However, it may take some time for a shop to source your new (or gently used) battery pack. We’ve heard of delays of up to several months just for LEAF battery warranty work, and getting the right battery pack to upgrade your LEAF may require some patience.
The nice thing about the LEAF battery packs is that most are interchangeable. It’s not as easy as just swapping one out and plugging in another, but you won’t need to have extensive modifications made to change packs.
So let’s talk about which cars can actually get a battery upgrade:
The 62 kWh pack is currently the largest that Nissan uses, and for a LEAF already sporting the maximum pack size, there isn’t a larger option yet to swap for. However, as the pack degrades, replacing it with a smaller refurbished or gently used pack could potentially be an option, so that’s something to keep in mind.
As for the 60 kWh pack, we’re still waiting to see whether or not this newest LEAF battery is as swap-friendly as previous iterations. We’ll keep you posted.
For a Nissan LEAF with a 40 kWh battery pack, replacement with a fresh 40 kWh is usually the best way to go. Upgrading to the 62 kWh battery pack is possible, but the labor cost is likely to be higher since the shape and weight of the 62 kWh pack changed from previous pack profiles.
With the exception of the 2011 to early 2012 Nissan LEAF (which require some extra customized adapters and plugs to complete a battery upgrade), the 24 kWh and 30 kWh packs can be swapped out for the 40 kWh pack at a fairly reasonable price.
If you have one of these older packs and are wanting a LEAF with more range than the 40 kWh pack can provide, it might be a good time to consider buying a new Nissan LEAF Plus and offsetting the cost by selling your used Nissan LEAF.
Here is an interesting video from YouTube user “Dala’s EV Repair” that covers a DIY/budget Nissan Leaf battery replacement options:
Can Nissan Leaf Batteries be Recycled?
We know that the issue of battery recycling is on every environmentally-conscious mind as the world transitions to EVs. Most batteries can be recycled, after a fashion, with about 95% of their component parts salvageable for re-use in manufacturing.
So where do Nissan LEAF batteries go when they’ve been retired? While Nissan doesn’t have a recycling program that reclaims materials from their batteries, they’ve advocated from the beginning for another way to extend their batteries’ useful lives: repurposing.

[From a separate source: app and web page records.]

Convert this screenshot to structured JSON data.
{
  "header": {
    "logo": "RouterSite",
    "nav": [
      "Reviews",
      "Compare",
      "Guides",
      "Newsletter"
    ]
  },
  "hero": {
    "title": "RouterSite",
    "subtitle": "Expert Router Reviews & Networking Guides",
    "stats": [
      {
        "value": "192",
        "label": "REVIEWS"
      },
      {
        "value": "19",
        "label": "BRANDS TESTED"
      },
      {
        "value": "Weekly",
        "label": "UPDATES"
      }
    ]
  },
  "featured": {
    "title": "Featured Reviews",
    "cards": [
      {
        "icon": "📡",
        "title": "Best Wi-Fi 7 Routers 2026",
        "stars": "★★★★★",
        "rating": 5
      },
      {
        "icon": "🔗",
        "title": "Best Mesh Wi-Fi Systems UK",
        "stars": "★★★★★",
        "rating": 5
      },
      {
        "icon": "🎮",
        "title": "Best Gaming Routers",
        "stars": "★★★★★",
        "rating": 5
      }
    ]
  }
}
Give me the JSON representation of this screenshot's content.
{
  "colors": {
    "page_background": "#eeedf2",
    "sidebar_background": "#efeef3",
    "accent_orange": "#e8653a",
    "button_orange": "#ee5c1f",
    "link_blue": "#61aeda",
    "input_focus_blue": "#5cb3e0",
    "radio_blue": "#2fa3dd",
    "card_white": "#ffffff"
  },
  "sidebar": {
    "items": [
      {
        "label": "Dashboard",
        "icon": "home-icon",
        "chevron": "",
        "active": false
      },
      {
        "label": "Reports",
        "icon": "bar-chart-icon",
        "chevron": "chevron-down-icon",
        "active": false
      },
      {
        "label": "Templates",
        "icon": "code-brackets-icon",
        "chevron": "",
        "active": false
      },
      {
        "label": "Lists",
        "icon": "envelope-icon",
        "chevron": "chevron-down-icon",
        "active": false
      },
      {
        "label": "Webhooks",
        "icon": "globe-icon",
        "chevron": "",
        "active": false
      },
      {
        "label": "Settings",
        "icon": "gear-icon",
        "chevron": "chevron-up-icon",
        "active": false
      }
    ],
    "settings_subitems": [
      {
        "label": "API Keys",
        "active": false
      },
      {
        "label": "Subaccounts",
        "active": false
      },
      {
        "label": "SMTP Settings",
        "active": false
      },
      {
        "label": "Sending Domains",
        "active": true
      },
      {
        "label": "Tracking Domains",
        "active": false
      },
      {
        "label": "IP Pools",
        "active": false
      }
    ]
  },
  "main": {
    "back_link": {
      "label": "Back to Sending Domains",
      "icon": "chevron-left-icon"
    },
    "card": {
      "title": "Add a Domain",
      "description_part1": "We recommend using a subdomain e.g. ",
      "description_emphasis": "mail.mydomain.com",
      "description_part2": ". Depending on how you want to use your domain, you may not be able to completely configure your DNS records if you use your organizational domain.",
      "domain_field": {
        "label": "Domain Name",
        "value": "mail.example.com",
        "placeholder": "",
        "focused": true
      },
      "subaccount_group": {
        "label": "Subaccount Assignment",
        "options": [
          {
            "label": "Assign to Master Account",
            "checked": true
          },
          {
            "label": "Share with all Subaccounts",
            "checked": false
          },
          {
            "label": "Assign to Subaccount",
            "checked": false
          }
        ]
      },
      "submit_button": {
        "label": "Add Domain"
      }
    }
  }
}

Nissan LEAF batteries that no longer have enough energy to usefully power a car still have enough capacity for other applications. Reused LEAF batteries have been powering residential homes, used as emergency energy in disaster zones, and have even been integrated into solar farms for energy storage.
When the LEAF battery modules are completely spent, there are a number of companies out there that will strip them down for their usable component parts.
Should You Buy a Used Nissan LEAF?
Since the LEAF has been on the road for over a decade, it’s quite possible to find a pre-owned Nissan LEAF for a decent price. And if the battery of an older LEAF no longer holds it’s best charge, the relative ease of swapping out LEAF battery packs makes the LEAF a decent option for a patient EV enthusiast (we have mentioned this already, but supply chain issues can delay a LEAF battery replacement by up to several months).
We’d also say that used Nissan LEAFs with more recent model years can bring a hesitant EV adopter some peace of mind with their reasonable warranty of the Lithium-Ion Battery and Lithium-Ion Battery Capacity. While it’s best to know some of a used LEAF’s environment, use, and owner’s charging habits, the warranty can give you some insurance against unknowns in the history of the car.
Check our used EV listings section today to see if any are currently used LEAFs available! And if the LEAF is only one EV among many that you are considering, we’ve got you covered.